11. Selley L, Phillips DH, Mudway I. The potential of omics approaches to elucidate mechanisms of biodiesel-induced pulmonary toxicity. Part Fibre Toxicol. 2019;16(1):4.

12. Wright S, Uke J, Font A, Chan KLA, and FJ Kelly. Atmospheric microplastic deposition in an urban environment and an evaluation of transport. Environment International 136: 105411, 2020

13. Wright S, Livermore J, Kelly FJ. Raman Spectral Imaging for the Detection of Inhalable Microplastics in Ambient Particulate Matter Samples. Environmental Science & Technology 53: 8947−8956, 2019

14. George W Preston, Sonia Dagnino, Erica Ponzi, Osman Sozeri, Karin van Veldhoven, Benjamin Barratt, Sa Liu, Hasmik Grigoryan, Sixin S Lu, Stephen M Rappaport, Kian Fan Chung, Paul Cullinan, Rudy Sinharay, Frank J. Kelly, Marc Chadeau-Hyam, Paolo Vineis, David H Phillips. Relationships between airborne pollutants, serum albumin adducts and short-term health outcomes in an experimental crossover study. Chemosphere 239: 124667, 2020

15. Ioar Rivas, David C.S. Beddows, Fulvio Amato, David Green, Leena Jarvi, Christoph Hueglin, Cristina Reche, Hilkka Timonen, Gary Fuller, Jarkko V. Niemi, Noemi Perez, Minna Aurela, Philip Hopke, Andres Alastuey, Markku Kulmala, Roy Harrison, Xavier Querol, Frank J. Kelly. Source apportionment of particle number size distribution in urban background and traffic stations in four European cities. Environment International 135: 105345, 2020

16. Smith, James, Barratt, Benjamin, Fuller, Gary, Kelly, Frank J, Loxham, Matthew, Nicolosi, Eleonora, Priestman, Max, Tremper, Anja and Green, David. PM2.5 on the London Underground. Environment International. 134: 105188, 2020

17. Pedro Trechera, Teresa Moreno, Patricia Córdoba, Natalia Moreno, Xinguo Zhuang, Baoqing Li, Jing Li, Yunfei Shangguan, Konrad Kandler, Ana Oliete Dominguez, Frank Kelly, Xavier Querol. Mineralogy, geochemistry and oxidative potential of size-segregated respirable deposited dust in underground coal mines. Journal of Hazardous Materials 122935 2020

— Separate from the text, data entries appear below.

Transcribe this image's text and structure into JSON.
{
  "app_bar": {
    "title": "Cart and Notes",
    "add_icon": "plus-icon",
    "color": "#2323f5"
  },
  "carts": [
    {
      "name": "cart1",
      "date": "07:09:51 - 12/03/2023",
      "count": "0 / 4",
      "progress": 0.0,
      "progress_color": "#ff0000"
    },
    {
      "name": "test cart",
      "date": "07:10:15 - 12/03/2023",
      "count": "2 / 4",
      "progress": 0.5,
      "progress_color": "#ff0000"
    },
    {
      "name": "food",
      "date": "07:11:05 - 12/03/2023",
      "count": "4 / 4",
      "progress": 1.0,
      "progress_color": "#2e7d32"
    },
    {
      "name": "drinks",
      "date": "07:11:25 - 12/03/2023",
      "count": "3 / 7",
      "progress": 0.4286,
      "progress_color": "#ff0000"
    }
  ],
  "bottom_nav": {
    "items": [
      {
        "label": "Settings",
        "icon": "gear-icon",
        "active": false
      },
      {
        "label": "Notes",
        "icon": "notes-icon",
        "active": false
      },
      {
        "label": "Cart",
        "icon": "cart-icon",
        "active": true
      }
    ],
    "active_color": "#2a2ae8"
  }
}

18. Linking e-health records, patient-reported symptoms and environmental exposure data to characterise and model COPD exacerbations: protocol for the COPE study. Moore E, Chatzidiakou L, Jones RL, Smeeth L, Beevers S, Kelly FJ, K Quint J, Barratt B. BMJ Open. 2016 Jul 13;6(7):e011330.

19. Respiratory and cardiovascular responses to walking down a traffic-polluted road compared with walking in a traffic-free area in participants aged 60 years and older with chronic lung or heart disease and age-matched healthy controls: a randomised, crossover study. Sinharay R, Gong J, Barratt B, Ohman-Strickland P, Ernst S, Kelly FJ, Zhang JJ, Collins P, Cullinan P, Chung KF. Lancet. 2018 Jan 27;391(10118):339-349 Erratum in: Lancet. 2018 Jan 27;391(10118):308.

20. The human circulating miRNome reflects multiple organ disease risks in association with short-term exposure to traffic-related air pollution. Krauskopf J, Caiment F, van Veldhoven K, Chadeau-Hyam M, Sinharay R, Chung KF, Cullinan P, Collins P, Barratt B, Kelly FJ, Vermeulen R, Vineis P, de Kok TM, Kleinjans JC. Environ Int. 2018;113:26-34.